“FLIR has an online tool called Raven that is used to design a Thermal Fence system and helps you to work out which cameras are required, shows the actual camera view and also gives you a pixel or target number. And using the FLIR software, as long as you keep that target number above 80, the server-based video analytics will be effective.”
According to De Ieso, it’s possible to have multiple no go-zone alarms in a number of ways. The alarms can be on the software and associated with a network attached box so these alarm zones you draw can be linked to a relay. Each I/O box has 6 relays so through relays you can create different And/Or functions.
“Ok, so I’ve created a thermal fence higher in the image – that’s the far end of Hole One – so when our intruders move into a particular area the system will generate an alarm,” he explains.
“The camera on the top is the cooled camera and we’re using this cooled camera to zoom in and have a close look at what’s out there after the alarm goes off,” De Ieso says.
We all look at the screen.
The portly drop bears suddenly break cover and as they cross over into the no-go zone, Thermal Fence goes into immediate alarm. The process is repeated and each time the intruders break into the alarm zone, they activate a siren. It should be appreciated that these sinister caniform intruders are a long way down the green – perhaps 200m away.
From my position 5 metres from the monitor I judge that the coverage of the entire scene with thermal is superior if you want intruder detection without details like colour. You get full appreciation of landforms. Tree trunks and branches are visible. And the depth and width of the field of view are unprecedented with thermal. I can see the trees at end of the fairway clearly.
There’s no chance anything could approach in any part of the field of view without being detected by an alert operator or by video analytics. Thermal simply looks through leaves and peers deep into shadows under wooded areas. This is a serious solution. As we zoom in on the intruders using the cooled camera someone asks if the zoom is digital or optical and De Ieso explains that it’s an optical zoom.
“FLIR’s cooled cameras have an optical zoom made out of Germanium – there is also a digital zoom that can be used to look deeper into zoomed scenes,” he says.
Using the cooled camera, De Ieso then pans around and zooms, searching for other forms of wildlife. While there’s nothing to be seen, we’re able to clearly see tree trunks, limbs and branches. In a recent demo in Queensland, we are told, possums were seen in trees at hundreds of metres.

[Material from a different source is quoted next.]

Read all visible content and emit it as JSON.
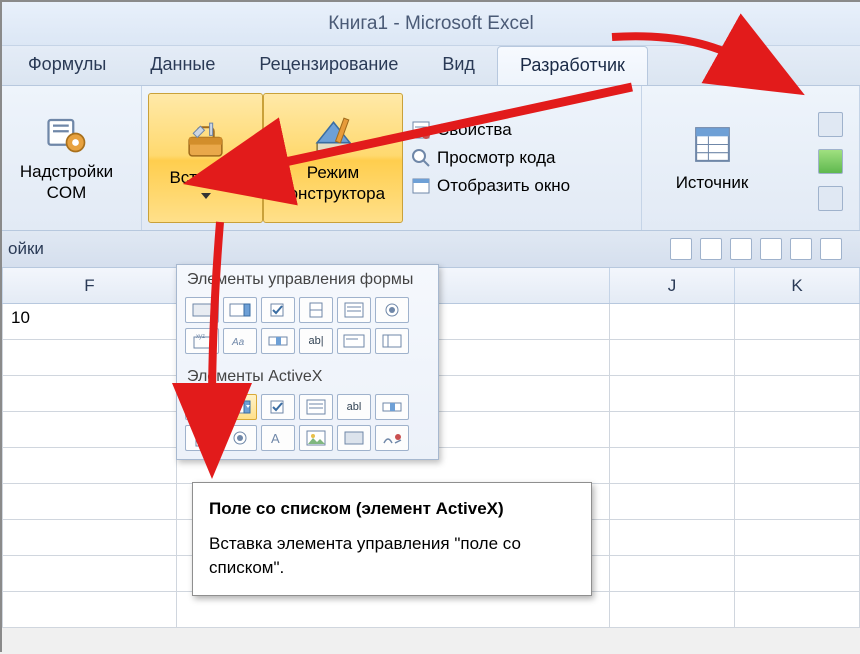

“A nuisance alarm for us is something like a bird or a kangaroo, but importantly, the user or operator gets an image so they can verify the nuisance alarm in real time – that’s the advantage of Thermal Fence over other perimeter technologies.”
When De Ieso tells us that in trials FLIR Thermal Fence always gets detection in perimeter applications, it’s impossible not to agree with him. In my opinion, when it comes to serious intrusion detection on large sites, land or water, there’s simply nothing to compare with thermal.